The US organic market grew by 6.3% in 2018, surpassing the 50-billion-dollar mark. The organic market is largely driven by consumer demand pushing for transparency and integrity in the food supply chain. Reaching this level means it is no longer a niche market, it is considered mainstream, and companies will need to adapt to and comply with standards that the customer demands.
Still, the stalwart of the organic industry, sales of organic fruits and vegetables rose to $17.4 billion in 2018 for a 5.6 percent rate of growth, on par with the growth attained in 2017. By comparison, the overall fruits and vegetable category, including both organic and conventional products, grew by just 1.7 percent in 2018.
Fruits and vegetables now account for 36.3 percent of all organic food sales. Organic fruits and vegetable make up close to 15 percent (14.6 percent) of all the produce sold in the U.S. and have nearly doubled their market share in the last ten years.
Produce is a gateway to organic for consumers, especially Millennials and those with young families. Industry experts note that the more people learn about health and wellness, the more people buy fresh produce.
Production is following the demand
With the growing customer demand and the more products to support organic farmers, there is now 4 million acres of organic farmland in the USA, that is up 6% over 2014. While it may not be shocking that hotbeds of consumer demand for organic food such as California and New York are among the leading states in the total acreage of organic farmland—with 688,000 acres, California is No. 1—Montana, Wisconsin, and North Dakota rounding out the top five is something of a surprise. Montana’s 30 percent increase of 100,000 acres of organic acreage since 2014 bumps it into the No. 2 spot, while North Dakota’s increase of more than 40,000 acres pushes it past Oregon, which now ranks sixth.

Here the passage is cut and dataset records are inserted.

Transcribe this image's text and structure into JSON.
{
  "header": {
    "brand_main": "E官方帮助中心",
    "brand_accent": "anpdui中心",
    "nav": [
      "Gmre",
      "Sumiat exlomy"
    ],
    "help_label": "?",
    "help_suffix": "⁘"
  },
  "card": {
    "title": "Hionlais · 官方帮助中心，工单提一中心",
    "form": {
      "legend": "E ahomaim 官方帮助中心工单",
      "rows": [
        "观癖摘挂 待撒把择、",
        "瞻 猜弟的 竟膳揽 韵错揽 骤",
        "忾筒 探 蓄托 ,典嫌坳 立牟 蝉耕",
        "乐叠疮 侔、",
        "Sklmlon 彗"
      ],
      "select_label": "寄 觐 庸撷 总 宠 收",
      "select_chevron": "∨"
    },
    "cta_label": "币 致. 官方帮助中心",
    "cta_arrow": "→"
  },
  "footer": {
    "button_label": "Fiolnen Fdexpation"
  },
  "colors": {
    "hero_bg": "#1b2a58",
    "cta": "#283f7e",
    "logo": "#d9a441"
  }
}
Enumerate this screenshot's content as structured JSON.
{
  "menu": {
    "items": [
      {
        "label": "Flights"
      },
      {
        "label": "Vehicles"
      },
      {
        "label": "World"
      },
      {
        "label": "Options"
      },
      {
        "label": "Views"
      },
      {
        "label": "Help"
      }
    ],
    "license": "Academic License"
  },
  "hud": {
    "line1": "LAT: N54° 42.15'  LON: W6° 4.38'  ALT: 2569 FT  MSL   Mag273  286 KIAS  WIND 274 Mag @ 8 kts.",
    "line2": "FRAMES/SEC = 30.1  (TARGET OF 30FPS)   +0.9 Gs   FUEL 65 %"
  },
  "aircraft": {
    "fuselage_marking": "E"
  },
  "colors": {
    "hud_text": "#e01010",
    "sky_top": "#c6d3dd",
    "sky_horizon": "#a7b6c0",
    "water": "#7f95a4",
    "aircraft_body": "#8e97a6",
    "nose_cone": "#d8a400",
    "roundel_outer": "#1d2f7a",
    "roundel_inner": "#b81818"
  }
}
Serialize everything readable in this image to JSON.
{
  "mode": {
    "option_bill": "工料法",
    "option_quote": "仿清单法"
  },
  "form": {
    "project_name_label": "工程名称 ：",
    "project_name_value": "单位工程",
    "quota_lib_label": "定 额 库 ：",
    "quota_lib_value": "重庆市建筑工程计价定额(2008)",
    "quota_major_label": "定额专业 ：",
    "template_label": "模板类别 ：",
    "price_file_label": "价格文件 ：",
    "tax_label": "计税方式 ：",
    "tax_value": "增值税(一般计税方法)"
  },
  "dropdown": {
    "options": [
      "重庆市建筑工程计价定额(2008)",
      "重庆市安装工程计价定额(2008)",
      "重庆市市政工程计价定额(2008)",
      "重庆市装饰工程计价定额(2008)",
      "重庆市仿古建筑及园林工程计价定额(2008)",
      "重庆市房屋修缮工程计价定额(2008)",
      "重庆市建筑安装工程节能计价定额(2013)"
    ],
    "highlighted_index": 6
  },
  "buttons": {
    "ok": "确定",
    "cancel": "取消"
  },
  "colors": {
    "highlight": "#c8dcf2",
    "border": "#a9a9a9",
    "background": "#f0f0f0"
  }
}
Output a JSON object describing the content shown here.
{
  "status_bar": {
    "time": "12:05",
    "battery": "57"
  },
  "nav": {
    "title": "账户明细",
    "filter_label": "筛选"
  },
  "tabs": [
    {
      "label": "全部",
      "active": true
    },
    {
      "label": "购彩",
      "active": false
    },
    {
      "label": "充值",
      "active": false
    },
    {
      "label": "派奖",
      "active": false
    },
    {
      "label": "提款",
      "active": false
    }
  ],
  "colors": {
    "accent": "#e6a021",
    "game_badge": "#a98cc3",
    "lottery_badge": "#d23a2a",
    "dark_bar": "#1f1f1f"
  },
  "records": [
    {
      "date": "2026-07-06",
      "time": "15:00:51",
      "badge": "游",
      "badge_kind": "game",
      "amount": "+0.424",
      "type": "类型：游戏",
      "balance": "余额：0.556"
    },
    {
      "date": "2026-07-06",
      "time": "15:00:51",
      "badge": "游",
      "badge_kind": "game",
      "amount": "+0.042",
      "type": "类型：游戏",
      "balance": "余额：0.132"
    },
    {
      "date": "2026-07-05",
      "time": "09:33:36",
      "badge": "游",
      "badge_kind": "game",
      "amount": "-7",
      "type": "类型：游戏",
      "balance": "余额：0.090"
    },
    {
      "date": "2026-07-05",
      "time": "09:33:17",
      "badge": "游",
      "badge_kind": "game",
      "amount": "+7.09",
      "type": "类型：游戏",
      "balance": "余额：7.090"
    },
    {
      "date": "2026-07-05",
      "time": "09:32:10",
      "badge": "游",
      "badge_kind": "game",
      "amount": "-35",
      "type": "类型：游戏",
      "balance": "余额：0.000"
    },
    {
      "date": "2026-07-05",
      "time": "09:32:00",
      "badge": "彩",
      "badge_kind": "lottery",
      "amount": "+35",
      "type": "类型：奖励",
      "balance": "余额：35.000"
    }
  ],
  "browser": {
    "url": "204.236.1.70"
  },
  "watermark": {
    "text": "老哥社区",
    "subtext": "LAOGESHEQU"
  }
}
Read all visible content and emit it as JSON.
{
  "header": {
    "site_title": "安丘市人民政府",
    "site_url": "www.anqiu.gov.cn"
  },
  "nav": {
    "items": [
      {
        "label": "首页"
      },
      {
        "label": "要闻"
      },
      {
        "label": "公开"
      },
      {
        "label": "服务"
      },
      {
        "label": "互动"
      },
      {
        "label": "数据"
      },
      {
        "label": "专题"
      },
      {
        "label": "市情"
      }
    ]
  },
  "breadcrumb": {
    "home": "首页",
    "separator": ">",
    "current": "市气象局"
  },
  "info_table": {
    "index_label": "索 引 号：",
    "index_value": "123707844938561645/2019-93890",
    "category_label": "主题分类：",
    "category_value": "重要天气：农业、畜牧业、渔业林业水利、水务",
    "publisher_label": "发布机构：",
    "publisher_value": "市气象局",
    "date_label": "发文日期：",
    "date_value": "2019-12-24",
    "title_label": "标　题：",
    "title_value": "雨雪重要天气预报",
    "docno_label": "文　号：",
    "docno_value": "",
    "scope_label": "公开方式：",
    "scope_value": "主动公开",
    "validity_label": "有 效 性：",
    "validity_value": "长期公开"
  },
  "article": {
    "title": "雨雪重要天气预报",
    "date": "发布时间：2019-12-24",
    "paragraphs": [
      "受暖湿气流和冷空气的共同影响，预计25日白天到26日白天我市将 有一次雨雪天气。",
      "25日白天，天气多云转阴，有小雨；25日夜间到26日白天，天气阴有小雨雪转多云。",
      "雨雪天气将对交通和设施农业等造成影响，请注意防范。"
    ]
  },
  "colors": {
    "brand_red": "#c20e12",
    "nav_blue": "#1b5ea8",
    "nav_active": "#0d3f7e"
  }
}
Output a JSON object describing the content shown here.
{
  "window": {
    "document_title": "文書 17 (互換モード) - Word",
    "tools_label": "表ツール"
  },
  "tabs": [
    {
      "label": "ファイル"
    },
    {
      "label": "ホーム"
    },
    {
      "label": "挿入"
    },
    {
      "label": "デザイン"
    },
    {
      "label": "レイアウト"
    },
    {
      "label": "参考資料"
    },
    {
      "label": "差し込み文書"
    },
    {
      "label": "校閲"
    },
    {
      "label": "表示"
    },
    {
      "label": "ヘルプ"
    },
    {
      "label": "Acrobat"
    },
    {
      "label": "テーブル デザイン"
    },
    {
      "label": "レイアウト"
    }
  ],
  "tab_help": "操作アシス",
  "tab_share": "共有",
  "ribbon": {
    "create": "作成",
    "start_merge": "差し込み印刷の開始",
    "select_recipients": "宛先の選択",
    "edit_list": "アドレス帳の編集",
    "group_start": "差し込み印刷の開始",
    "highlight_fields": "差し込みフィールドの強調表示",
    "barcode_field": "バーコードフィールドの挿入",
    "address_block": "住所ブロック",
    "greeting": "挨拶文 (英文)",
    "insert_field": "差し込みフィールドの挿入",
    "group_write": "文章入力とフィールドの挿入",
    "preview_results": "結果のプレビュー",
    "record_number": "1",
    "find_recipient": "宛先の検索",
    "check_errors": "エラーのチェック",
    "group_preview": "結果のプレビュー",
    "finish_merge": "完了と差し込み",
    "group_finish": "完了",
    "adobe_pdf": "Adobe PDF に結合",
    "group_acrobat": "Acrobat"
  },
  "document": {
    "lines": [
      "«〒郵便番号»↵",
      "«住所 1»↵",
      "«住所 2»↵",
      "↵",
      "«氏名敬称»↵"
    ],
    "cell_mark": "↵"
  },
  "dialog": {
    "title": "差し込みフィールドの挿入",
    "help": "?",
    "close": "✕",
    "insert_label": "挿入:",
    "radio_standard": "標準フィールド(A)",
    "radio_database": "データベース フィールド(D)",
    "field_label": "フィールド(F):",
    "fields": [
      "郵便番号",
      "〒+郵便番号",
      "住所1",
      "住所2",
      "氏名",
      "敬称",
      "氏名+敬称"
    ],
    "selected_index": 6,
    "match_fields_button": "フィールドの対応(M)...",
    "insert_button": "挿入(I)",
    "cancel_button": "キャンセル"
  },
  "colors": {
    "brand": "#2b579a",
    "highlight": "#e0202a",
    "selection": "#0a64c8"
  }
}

Colorado and Texas round out the top eight.
Sources: Organic Trade Association and USDA